Townsend, a principal of the real estate firm INCO Commercial, noted that marijuana businesses have caused real estate prices to increase in the MIG area. “Lease rates are up for the whole area. But there are owners that will take cannabis [businesses], and there are owners that won’t take cannabis on a lease and sale basis. Property values have gone up because the comps are higher,” he explained.
“We have had customers and friends that have had to close and/or relocate their businesses because they can’t afford the neighborhood anymore,” Phillips noted.
Brandon Carrillo, principal with the Long Beach office of Lee & Associates, estimated that cannabis-related businesses now take up about 15% of Westside real estate, but that the fervor among that industry to get into properties in the area has subsided.
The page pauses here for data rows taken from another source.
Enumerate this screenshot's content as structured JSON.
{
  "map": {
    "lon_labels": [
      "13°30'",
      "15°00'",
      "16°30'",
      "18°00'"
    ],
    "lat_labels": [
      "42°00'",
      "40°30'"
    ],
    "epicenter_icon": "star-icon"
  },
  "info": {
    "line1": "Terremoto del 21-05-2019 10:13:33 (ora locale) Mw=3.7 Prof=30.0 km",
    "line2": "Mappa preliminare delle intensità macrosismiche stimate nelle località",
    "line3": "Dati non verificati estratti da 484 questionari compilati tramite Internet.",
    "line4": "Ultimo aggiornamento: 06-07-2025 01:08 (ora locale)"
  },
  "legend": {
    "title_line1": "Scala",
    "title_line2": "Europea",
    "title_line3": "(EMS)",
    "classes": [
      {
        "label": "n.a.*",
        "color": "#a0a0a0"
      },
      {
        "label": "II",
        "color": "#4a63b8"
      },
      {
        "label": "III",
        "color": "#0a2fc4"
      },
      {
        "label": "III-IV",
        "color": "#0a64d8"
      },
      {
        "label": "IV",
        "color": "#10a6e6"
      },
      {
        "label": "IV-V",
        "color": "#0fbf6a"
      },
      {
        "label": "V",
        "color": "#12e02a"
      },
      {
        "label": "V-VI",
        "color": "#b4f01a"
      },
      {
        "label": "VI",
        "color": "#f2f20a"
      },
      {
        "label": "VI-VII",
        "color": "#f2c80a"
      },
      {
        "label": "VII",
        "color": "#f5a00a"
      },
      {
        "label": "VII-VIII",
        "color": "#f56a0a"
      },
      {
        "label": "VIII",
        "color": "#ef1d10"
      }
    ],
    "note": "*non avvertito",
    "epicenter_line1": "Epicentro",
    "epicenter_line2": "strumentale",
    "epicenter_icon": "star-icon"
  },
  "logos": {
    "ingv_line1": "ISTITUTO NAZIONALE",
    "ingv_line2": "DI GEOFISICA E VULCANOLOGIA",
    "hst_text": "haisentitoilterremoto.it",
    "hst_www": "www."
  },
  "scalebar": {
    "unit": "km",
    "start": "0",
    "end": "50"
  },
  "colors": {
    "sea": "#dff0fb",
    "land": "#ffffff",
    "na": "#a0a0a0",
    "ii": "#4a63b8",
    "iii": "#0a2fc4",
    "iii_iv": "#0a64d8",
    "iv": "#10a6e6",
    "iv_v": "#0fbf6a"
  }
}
“It’s kind of died down because I think the city has determined who is going to get permits and stuff,” Zupanovich observed.
Asked how his business was doing, Zupanovich replied, “We’re hanging in there. We’re old and so we just keep our nose to the grindstone and keep doing what we’re doing.” Referring to the high cost of real estate in the area, which has little property available either to buy or rent, he added, “I just feel sorry for anybody who is trying to start out in a normal type business.”
Superior Electrical Advertising is “as busy as we have ever been,” according to Janocha. “We are busier now than we have been in years and years. So we are lucky to have a lot of work,” he said. In the past year, he has added about 10 employees, he noted. “I think it’s mainly because the economy is doing well. People are building shopping centers and people are remodeling, so it has been pretty good for us.”
Phillips said his firm is also doing well. However, he is concerned about how the increasing cost of living in Long Beach is affecting his employees. On one hand, he said “We have employees that can’t afford to live in the City of Long Beach anymore.” On the other, “I have some employees who live in Long Beach who own their own homes in Long Beach, and they are ecstatic because they have exploded in value.”
Despite issues like trash dumping and an increased number of homeless individuals in the area, Townsend said businesses in the MIG are “doing fine.” He reflected, “It’s a good, active area. The business climate seems to be pretty successful right now. With the rail yard project there may be more stress from some businesses. We’ll see how that goes.”